Cooperative Extension Fact Sheet FS1324

People and Food Safety in the Community Garden During Ordinary and Extraordinary COVID-19 Times

  • Madeline Flahive DiNardo, Agriculture and Natural Resources Agent, Union County
  • Megan Muehlbauer, Agriculture and Natural Resources Agent, Hunterdon County
  • Rebecca Magron, Horticulture Consultant and Research Associate, Hunterdon County

The public health emergency triggered by COVID-19 disease has made it necessary for community vegetable gardeners, garden clubs, civic groups, and volunteers who maintain public and private garden sites to implement practices to protect gardeners in an effort to curtail the spread of human diseases. COVID-19 is caused by a coronavirus called SARS-CoV-2. The prevention of foodborne illnesses from organisms such as pathogenic E. coli and Salmonella should also be taken under consideration.

Sponsoring and hosting organizations and gardeners should be made aware of and follow guidelines provided by the U.S. Center for Disease Control and Prevention (CDC), state, county, and local departments of health to protect gardeners, staff and the people they serve. Information contained in this document is for educational purposes and intended to help gardening organizations. Additional resources to aid in the discussion can be found at the end of this publication.

COVID-19 Overview

According to the CDC and the New Jersey Department of Health, COVID-19 is spread person-to-person. Being in close contact with someone who is infected increases the risk of contracting COVID-19. A person may be infected for several days before they start to experience the symptoms of COVID-19. Pre-symptomatic individuals are capable of spreading the virus. The virus becomes inactive slowly over time when it is outside its host. It can survive on surfaces for various lengths of time, depending on the surface.

CDC guidelines to reduce the spread of COVID-19 include frequent handwashing, maintaining a minimum distance of six feet, and wearing cloth face coverings. The CDC, U.S. Food and Drug Administration (FDA) and U.S. Department of Agriculture have not found evidence of COVID-19 being a foodborne disease or spread by food packaging. Research on the spread of COVID-19 continues to be conducted. The CDC recommends that people wash their hands for at least 20 seconds before handling food, as it has for many years.

Community Gardening Activities

Community gardening organizations should follow all local, state, and federal government regulations and guidelines which are intended to reduce the transmission of COVID-19 in communities. Following are possible steps for consideration to aid in these efforts.
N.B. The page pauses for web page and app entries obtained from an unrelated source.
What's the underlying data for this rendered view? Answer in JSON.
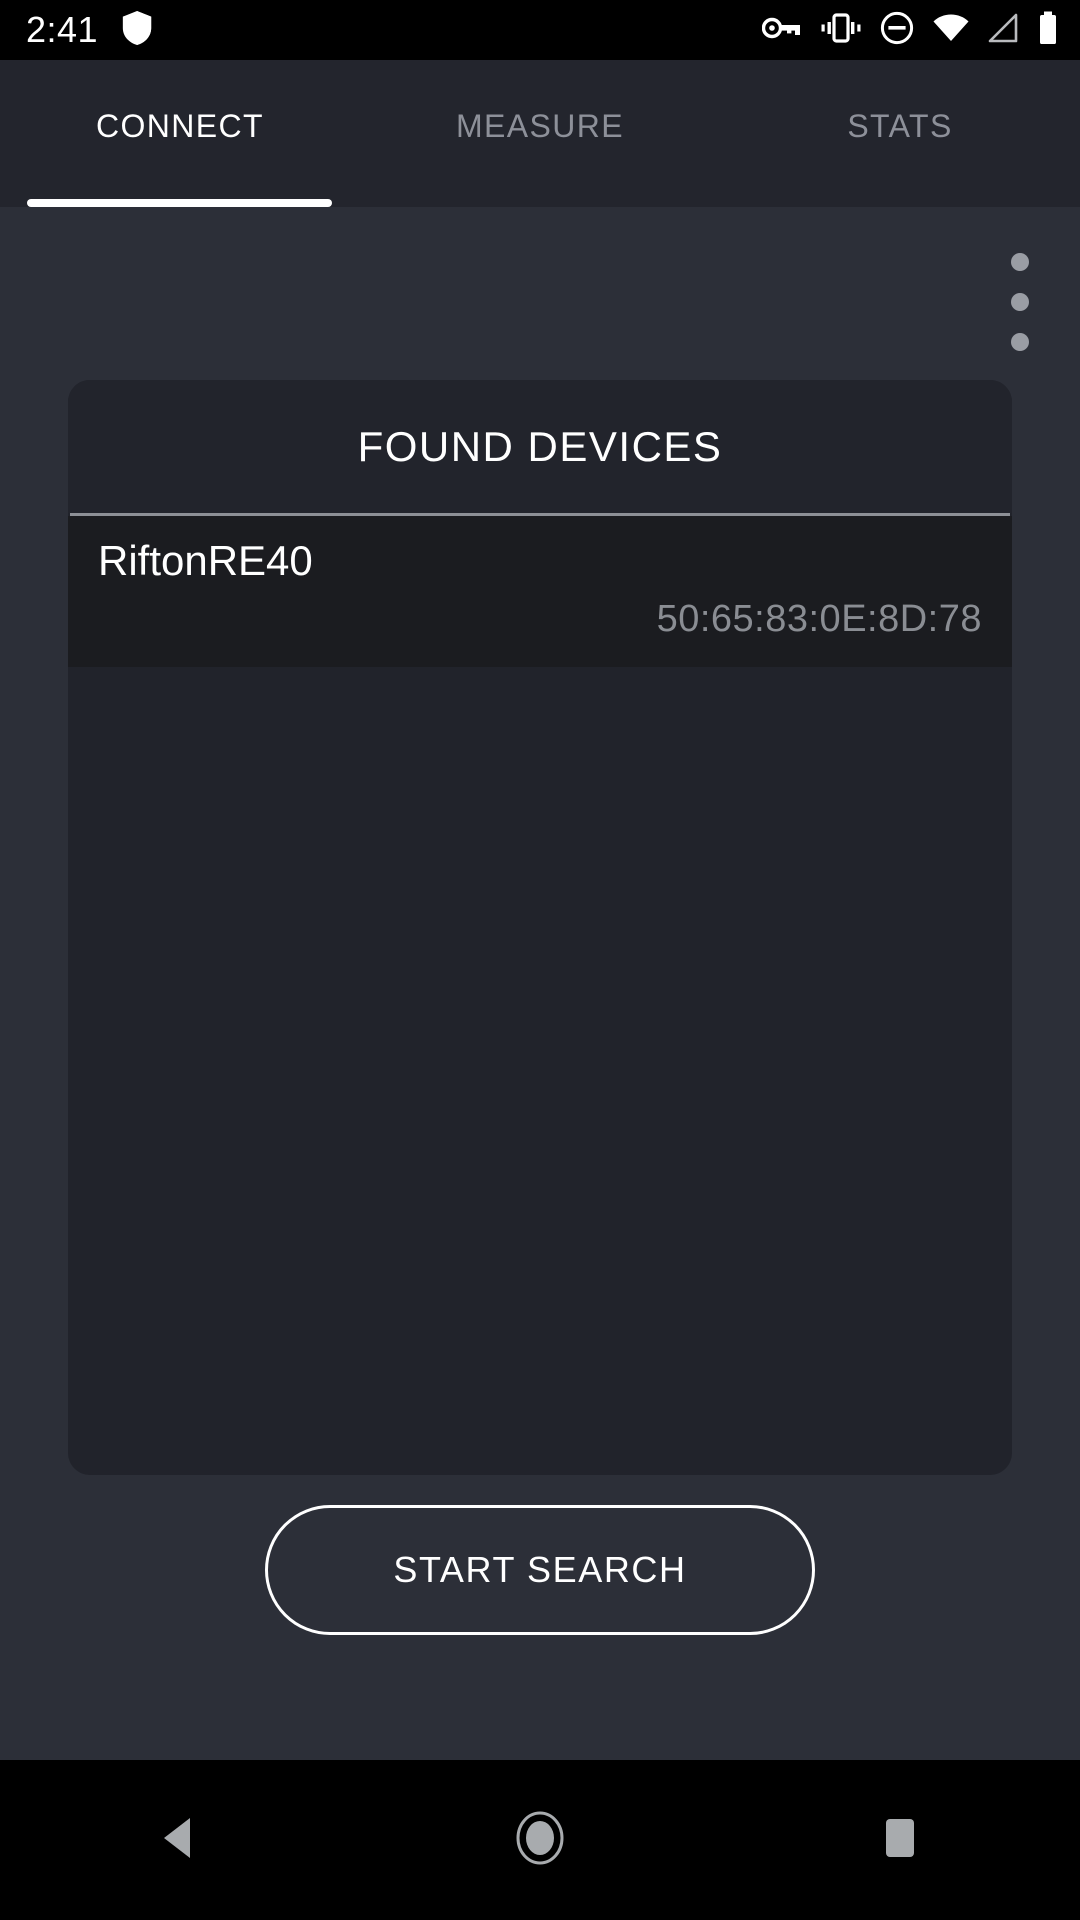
{
  "status_bar": {
    "time": "2:41",
    "left_icons": [
      {
        "name": "shield-icon"
      }
    ],
    "right_icons": [
      {
        "name": "vpn-key-icon"
      },
      {
        "name": "vibrate-icon"
      },
      {
        "name": "do-not-disturb-icon"
      },
      {
        "name": "wifi-icon"
      },
      {
        "name": "cell-signal-icon"
      },
      {
        "name": "battery-full-icon"
      }
    ]
  },
  "tabs": [
    {
      "label": "CONNECT",
      "active": true
    },
    {
      "label": "MEASURE",
      "active": false
    },
    {
      "label": "STATS",
      "active": false
    }
  ],
  "overflow_menu": {
    "name": "more-options",
    "dots": 3
  },
  "card": {
    "title": "FOUND DEVICES",
    "columns": [
      "name",
      "address"
    ],
    "devices": [
      {
        "name": "RiftonRE40",
        "address": "50:65:83:0E:8D:78"
      }
    ]
  },
  "actions": {
    "start_search_label": "START SEARCH"
  },
  "nav_bar": {
    "back_label": "Back",
    "home_label": "Home",
    "recents_label": "Recents"
  },
  "colors": {
    "page_background": "#2c2f38",
    "tab_bar_background": "#23252d",
    "card_background": "#21232b",
    "card_header_background": "#22242c",
    "device_row_background": "#1b1c20",
    "accent": "#ffffff",
    "muted_text": "#8a8d93",
    "tab_inactive_text": "#8d9099"
  }
}
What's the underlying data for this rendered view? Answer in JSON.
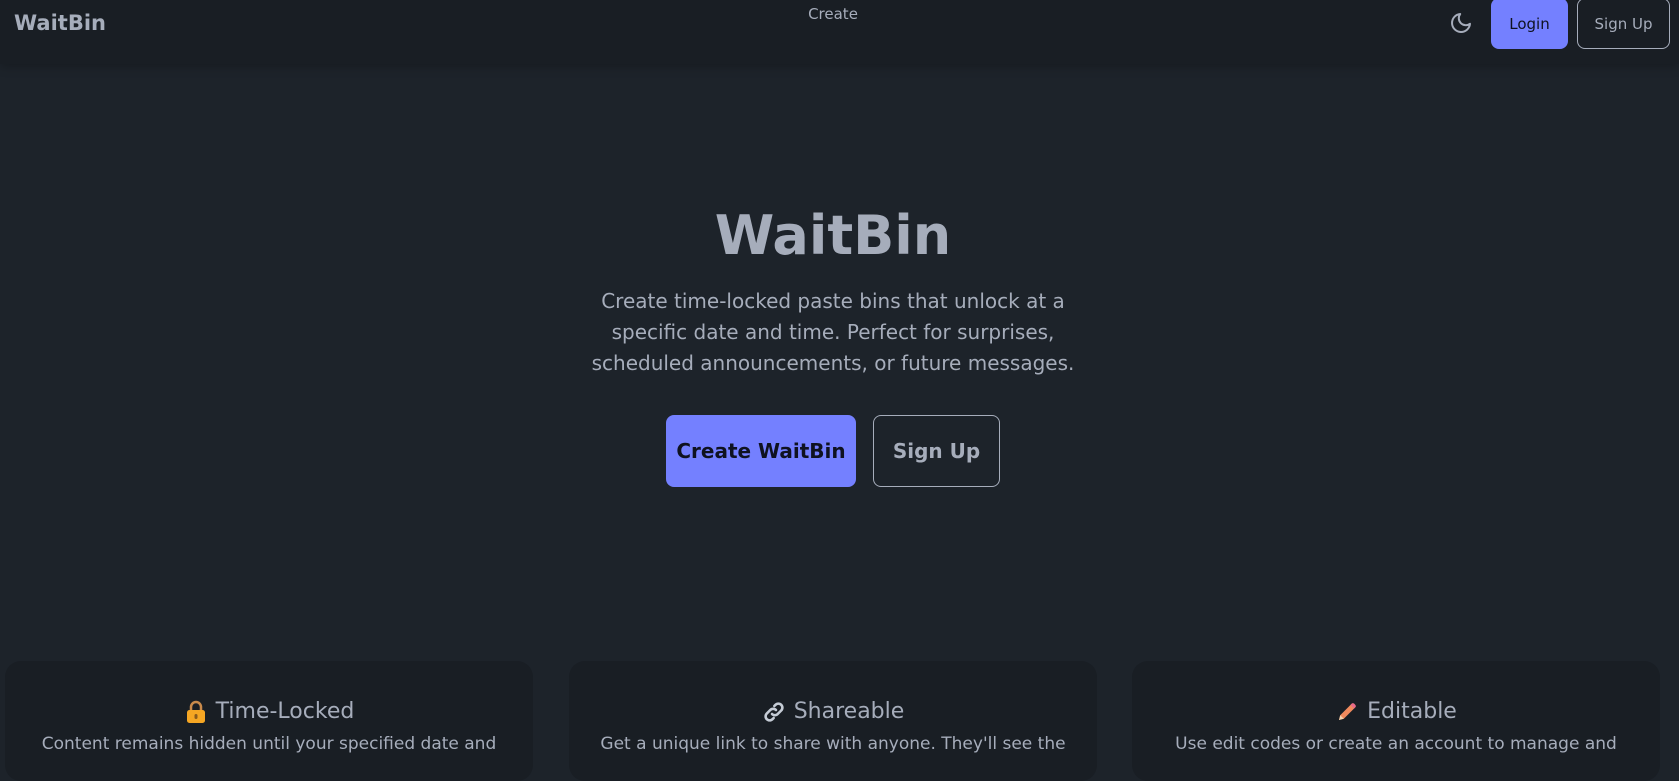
{
  "navbar": {
    "brand": "WaitBin",
    "center_link": "Create",
    "theme_icon": "moon-icon",
    "login_label": "Login",
    "signup_label": "Sign Up"
  },
  "hero": {
    "title": "WaitBin",
    "description": "Create time-locked paste bins that unlock at a specific date and time. Perfect for surprises, scheduled announcements, or future messages.",
    "create_label": "Create WaitBin",
    "signup_label": "Sign Up"
  },
  "features": [
    {
      "icon": "lock-icon",
      "title": "Time-Locked",
      "text": "Content remains hidden until your specified date and"
    },
    {
      "icon": "link-icon",
      "title": "Shareable",
      "text": "Get a unique link to share with anyone. They'll see the"
    },
    {
      "icon": "pencil-icon",
      "title": "Editable",
      "text": "Use edit codes or create an account to manage and"
    }
  ],
  "colors": {
    "background": "#1d232a",
    "navbar": "#191e24",
    "primary": "#7480ff",
    "text": "#a6adbb"
  }
}
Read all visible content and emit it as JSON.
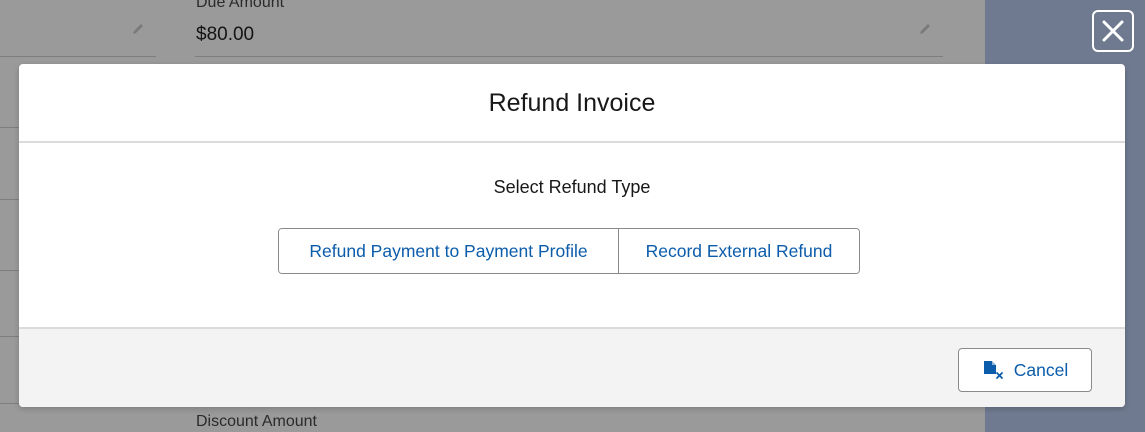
{
  "background": {
    "due_amount_label": "Due Amount",
    "due_amount_value": "$80.00",
    "discount_amount_label": "Discount Amount"
  },
  "modal": {
    "title": "Refund Invoice",
    "refund_type_label": "Select Refund Type",
    "options": [
      {
        "label": "Refund Payment to Payment Profile"
      },
      {
        "label": "Record External Refund"
      }
    ],
    "cancel_label": "Cancel"
  },
  "icons": {
    "close": "close-icon",
    "cancel": "document-cancel-icon",
    "edit": "pencil-icon"
  },
  "colors": {
    "link_blue": "#0b5cab",
    "overlay": "#9a9a9a",
    "footer_bg": "#f3f3f3"
  }
}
Policy Communication

Social (Physical) Distancing

Personal Protection for Gardeners

Disinfecting Commonly Used Surfaces and Tools

Harvesting and Packing Vegetables

Implementing the following food safety practices can curtail the spread of foodborne diseases caused by organisms such as E. coli and Salmonella.

Acknowledgments

Online Information Resources

References

Photo credit: Three across (l-r): Peter Nitzsche (Randolph Community Garden, Randolph Community Garden, Open Gates Community Gardens)

October 2020